▶ [What you need to do] Your task is to find every line of the listing that includes "link" and copy it.

______________________________

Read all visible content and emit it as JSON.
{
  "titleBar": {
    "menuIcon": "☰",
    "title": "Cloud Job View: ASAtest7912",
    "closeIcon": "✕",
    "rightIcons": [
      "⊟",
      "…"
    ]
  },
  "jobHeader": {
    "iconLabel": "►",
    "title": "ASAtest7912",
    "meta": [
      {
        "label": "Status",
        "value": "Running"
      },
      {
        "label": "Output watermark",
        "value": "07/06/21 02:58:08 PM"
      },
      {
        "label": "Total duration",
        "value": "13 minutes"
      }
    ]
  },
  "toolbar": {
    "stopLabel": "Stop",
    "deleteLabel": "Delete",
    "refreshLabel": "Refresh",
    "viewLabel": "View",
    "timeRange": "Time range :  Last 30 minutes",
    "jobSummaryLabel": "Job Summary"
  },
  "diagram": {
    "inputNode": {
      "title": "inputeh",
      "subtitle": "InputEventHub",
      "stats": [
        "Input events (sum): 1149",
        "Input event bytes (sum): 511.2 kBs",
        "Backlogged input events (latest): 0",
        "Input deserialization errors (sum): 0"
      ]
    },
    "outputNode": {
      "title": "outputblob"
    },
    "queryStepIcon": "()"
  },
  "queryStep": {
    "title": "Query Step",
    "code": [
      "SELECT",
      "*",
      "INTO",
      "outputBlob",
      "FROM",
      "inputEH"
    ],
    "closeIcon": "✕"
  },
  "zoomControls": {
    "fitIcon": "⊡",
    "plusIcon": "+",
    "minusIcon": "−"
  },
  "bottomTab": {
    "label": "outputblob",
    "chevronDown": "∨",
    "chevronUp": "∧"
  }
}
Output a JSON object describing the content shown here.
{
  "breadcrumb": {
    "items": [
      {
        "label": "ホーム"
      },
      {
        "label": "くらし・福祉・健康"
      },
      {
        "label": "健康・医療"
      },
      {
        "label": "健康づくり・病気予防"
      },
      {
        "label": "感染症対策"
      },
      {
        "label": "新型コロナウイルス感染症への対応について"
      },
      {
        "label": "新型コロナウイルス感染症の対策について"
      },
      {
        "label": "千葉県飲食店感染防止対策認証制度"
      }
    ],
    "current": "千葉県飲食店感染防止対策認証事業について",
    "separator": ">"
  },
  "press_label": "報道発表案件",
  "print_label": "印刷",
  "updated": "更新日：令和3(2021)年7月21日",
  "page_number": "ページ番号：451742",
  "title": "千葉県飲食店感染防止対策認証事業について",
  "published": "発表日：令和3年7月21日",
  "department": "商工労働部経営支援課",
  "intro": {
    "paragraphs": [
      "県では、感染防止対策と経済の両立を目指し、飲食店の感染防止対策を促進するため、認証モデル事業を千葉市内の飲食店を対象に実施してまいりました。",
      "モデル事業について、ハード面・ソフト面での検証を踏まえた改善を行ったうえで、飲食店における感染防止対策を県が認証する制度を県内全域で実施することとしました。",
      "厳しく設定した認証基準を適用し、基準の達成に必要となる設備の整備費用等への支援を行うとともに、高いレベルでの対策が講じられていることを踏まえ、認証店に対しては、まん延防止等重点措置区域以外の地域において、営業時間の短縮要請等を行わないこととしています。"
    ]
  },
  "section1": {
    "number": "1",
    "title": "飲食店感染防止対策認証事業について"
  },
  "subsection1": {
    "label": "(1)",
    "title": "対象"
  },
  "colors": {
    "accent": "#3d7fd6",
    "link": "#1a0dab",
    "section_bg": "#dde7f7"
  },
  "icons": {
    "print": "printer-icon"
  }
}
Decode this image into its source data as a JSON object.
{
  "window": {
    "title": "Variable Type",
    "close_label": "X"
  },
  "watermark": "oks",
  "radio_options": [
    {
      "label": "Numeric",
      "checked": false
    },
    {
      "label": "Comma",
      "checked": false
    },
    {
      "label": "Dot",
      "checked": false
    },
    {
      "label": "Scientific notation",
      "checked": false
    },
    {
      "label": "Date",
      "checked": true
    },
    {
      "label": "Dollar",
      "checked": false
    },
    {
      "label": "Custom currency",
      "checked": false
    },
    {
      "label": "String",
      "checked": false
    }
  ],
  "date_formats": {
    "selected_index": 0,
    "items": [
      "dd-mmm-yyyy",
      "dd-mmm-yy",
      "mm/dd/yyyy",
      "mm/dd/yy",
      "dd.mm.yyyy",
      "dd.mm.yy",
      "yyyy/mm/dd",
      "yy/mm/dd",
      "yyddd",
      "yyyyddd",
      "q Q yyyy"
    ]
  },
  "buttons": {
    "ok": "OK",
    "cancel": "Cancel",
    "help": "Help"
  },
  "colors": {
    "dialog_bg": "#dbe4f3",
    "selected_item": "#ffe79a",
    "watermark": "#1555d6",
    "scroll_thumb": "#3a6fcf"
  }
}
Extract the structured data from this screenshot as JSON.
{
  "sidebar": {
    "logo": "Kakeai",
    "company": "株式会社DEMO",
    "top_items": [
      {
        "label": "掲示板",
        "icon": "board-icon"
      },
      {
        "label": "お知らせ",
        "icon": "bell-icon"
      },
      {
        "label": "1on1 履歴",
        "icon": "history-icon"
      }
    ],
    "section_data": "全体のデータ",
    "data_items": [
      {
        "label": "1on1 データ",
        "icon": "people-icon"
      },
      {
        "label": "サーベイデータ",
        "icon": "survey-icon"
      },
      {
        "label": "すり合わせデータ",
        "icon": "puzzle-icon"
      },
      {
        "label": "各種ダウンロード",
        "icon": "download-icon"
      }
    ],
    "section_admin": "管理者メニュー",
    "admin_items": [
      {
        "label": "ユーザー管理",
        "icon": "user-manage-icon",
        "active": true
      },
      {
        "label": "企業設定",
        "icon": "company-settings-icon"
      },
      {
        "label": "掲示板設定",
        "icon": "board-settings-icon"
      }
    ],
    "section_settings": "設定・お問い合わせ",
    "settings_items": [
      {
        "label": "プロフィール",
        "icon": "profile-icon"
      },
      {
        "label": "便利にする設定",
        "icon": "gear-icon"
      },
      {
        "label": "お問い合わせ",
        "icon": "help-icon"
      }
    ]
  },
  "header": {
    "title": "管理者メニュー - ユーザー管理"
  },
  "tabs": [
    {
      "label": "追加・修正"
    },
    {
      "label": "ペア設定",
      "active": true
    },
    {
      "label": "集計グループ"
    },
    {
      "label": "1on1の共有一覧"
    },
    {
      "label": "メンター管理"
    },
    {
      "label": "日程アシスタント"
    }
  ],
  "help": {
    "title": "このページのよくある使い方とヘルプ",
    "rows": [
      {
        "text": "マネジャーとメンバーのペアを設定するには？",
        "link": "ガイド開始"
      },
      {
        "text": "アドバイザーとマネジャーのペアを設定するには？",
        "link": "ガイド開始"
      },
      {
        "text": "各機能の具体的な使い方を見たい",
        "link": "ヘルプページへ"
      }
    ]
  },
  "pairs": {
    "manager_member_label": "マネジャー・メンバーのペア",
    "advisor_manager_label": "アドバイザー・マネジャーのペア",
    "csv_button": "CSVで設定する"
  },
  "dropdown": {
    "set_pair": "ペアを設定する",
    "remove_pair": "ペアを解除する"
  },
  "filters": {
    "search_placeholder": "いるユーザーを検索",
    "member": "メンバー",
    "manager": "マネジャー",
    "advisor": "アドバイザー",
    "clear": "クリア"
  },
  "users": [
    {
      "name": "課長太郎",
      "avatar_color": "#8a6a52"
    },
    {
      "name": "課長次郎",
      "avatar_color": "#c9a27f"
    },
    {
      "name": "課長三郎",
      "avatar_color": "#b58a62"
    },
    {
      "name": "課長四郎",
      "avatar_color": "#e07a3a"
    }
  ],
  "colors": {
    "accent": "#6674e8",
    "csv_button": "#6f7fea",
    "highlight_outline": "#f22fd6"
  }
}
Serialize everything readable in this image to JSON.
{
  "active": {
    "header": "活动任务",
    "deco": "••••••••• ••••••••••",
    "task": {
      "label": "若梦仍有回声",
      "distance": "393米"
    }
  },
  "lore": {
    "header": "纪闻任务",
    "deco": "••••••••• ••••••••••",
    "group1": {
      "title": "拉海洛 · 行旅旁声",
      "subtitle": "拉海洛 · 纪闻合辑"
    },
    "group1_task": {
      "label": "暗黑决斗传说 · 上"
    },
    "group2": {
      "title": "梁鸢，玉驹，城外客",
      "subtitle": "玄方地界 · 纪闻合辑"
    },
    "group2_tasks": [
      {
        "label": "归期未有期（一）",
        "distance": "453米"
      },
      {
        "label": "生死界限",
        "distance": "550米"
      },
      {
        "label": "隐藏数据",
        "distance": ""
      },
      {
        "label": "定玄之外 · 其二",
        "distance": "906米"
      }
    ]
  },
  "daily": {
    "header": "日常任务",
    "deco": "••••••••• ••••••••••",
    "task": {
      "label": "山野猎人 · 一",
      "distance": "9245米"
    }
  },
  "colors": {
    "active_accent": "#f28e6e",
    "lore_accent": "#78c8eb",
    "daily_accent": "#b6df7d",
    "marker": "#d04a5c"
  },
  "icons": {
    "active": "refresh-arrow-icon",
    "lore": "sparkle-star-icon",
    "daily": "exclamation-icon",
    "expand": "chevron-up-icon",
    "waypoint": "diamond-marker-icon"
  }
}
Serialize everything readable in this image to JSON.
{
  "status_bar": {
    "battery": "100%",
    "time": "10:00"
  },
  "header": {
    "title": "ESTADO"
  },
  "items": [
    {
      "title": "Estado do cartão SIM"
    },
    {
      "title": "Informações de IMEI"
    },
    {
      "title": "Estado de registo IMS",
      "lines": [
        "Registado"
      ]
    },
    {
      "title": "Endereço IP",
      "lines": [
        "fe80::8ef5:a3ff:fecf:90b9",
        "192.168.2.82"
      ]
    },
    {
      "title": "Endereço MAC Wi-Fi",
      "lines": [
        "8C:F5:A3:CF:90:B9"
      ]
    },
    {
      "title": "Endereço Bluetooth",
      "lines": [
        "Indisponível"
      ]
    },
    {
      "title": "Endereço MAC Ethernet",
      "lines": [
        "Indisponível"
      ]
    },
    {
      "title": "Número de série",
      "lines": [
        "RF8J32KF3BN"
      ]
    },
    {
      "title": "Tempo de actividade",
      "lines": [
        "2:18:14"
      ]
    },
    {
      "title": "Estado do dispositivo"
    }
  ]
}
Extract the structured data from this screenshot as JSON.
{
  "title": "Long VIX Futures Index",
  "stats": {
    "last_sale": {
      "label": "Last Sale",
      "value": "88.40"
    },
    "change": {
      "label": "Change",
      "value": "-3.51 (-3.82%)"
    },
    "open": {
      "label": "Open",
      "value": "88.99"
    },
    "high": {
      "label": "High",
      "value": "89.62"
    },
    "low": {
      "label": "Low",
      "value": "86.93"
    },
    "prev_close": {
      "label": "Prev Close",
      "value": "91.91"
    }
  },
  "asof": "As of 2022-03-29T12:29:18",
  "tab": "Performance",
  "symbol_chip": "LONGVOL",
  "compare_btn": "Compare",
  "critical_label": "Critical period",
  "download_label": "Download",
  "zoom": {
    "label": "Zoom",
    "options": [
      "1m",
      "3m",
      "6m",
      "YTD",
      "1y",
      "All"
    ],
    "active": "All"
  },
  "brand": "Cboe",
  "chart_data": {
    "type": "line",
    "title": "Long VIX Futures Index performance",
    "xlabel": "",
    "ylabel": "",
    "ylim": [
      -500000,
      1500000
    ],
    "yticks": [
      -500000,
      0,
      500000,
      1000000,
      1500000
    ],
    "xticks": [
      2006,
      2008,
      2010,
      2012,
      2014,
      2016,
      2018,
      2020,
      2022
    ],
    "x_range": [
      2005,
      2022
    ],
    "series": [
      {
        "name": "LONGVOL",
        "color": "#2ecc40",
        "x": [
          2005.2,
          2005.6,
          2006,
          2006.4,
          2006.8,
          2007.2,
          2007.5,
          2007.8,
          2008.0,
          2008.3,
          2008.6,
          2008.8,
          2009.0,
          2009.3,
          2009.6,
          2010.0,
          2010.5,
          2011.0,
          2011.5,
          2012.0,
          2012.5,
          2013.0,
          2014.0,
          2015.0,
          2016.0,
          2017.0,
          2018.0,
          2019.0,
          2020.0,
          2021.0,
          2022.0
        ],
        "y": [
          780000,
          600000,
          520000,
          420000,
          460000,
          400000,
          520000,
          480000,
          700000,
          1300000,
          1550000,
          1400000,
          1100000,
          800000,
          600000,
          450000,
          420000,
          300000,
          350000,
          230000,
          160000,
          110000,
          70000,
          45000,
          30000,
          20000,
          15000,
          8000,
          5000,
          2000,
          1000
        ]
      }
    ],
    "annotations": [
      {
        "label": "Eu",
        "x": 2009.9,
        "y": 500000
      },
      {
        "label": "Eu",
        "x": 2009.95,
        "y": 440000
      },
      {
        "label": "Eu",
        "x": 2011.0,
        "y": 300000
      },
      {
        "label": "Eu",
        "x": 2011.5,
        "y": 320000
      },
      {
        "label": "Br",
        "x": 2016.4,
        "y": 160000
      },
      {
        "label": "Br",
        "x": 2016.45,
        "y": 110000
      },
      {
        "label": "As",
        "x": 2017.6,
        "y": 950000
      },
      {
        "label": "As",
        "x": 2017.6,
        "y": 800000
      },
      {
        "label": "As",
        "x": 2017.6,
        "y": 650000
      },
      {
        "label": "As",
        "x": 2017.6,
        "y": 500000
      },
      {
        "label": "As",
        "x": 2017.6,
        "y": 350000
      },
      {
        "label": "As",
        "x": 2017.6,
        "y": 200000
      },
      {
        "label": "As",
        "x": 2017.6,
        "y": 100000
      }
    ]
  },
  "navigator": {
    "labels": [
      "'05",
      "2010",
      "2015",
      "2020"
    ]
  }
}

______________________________

▶ [Output below]
    "link": "#1a0dab",
        "link": "ガイド開始"
        "link": "ガイド開始"
        "link": "ヘルプページへ"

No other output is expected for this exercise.